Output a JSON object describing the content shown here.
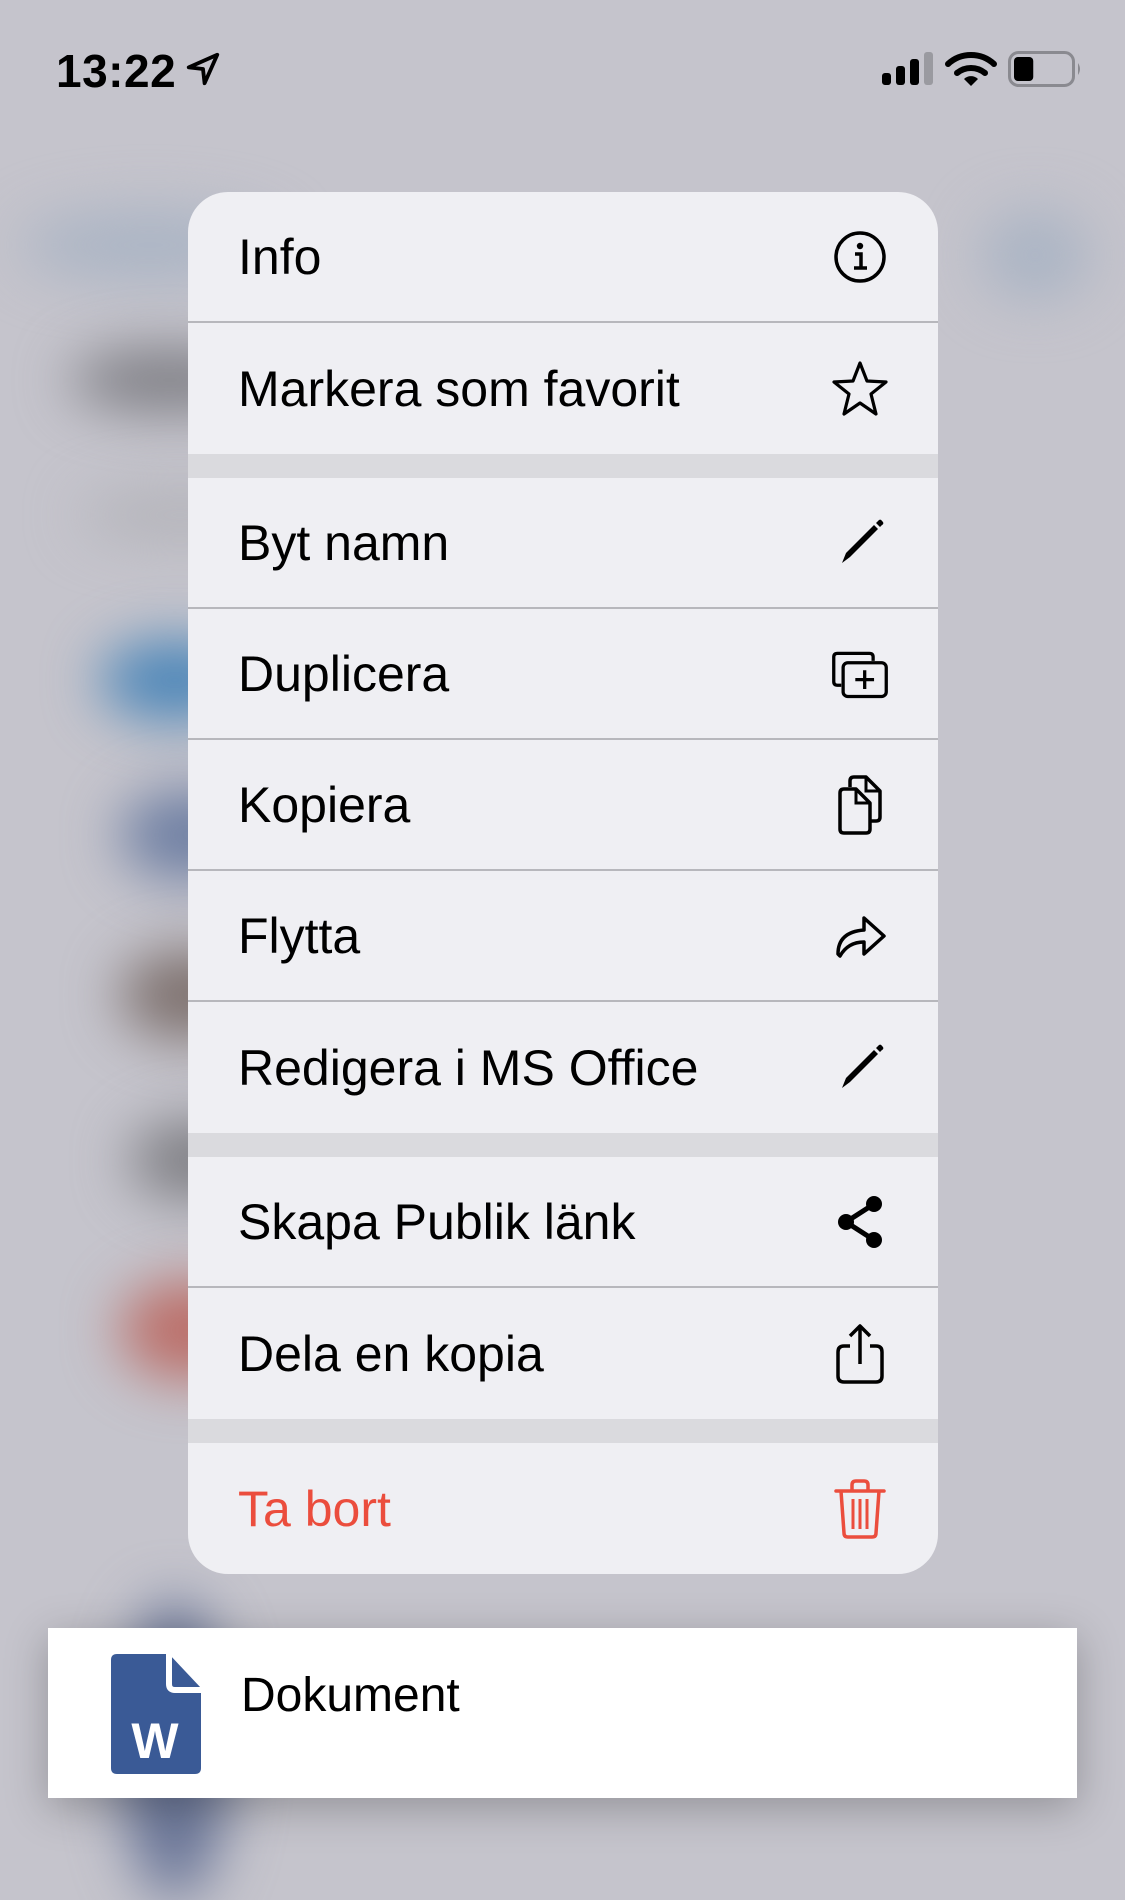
{
  "status_bar": {
    "time": "13:22",
    "location_icon": "location-arrow-icon",
    "signal_bars_active": 3,
    "signal_bars_total": 4,
    "wifi_icon": "wifi-icon",
    "battery_level": 0.35
  },
  "menu": {
    "groups": [
      {
        "items": [
          {
            "label": "Info",
            "icon": "info-circle-icon"
          },
          {
            "label": "Markera som favorit",
            "icon": "star-icon"
          }
        ]
      },
      {
        "items": [
          {
            "label": "Byt namn",
            "icon": "pencil-icon"
          },
          {
            "label": "Duplicera",
            "icon": "duplicate-plus-icon"
          },
          {
            "label": "Kopiera",
            "icon": "copy-docs-icon"
          },
          {
            "label": "Flytta",
            "icon": "move-arrow-icon"
          },
          {
            "label": "Redigera i MS Office",
            "icon": "pencil-icon"
          }
        ]
      },
      {
        "items": [
          {
            "label": "Skapa Publik länk",
            "icon": "share-nodes-icon"
          },
          {
            "label": "Dela en kopia",
            "icon": "share-upload-icon"
          }
        ]
      },
      {
        "items": [
          {
            "label": "Ta bort",
            "icon": "trash-icon",
            "destructive": true
          }
        ]
      }
    ]
  },
  "document": {
    "name": "Dokument",
    "icon": "word-document-icon",
    "icon_letter": "W"
  },
  "colors": {
    "destructive": "#eb4d3d",
    "word_blue": "#3a5a96",
    "menu_bg": "#efeff3",
    "separator_band": "#dadade"
  }
}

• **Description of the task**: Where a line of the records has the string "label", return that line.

• **Solution to this exercise**:
            "label": "Info",
            "label": "Markera som favorit",
            "label": "Byt namn",
            "label": "Duplicera",
            "label": "Kopiera",
            "label": "Flytta",
            "label": "Redigera i MS Office",
            "label": "Skapa Publik länk",
            "label": "Dela en kopia",
            "label": "Ta bort",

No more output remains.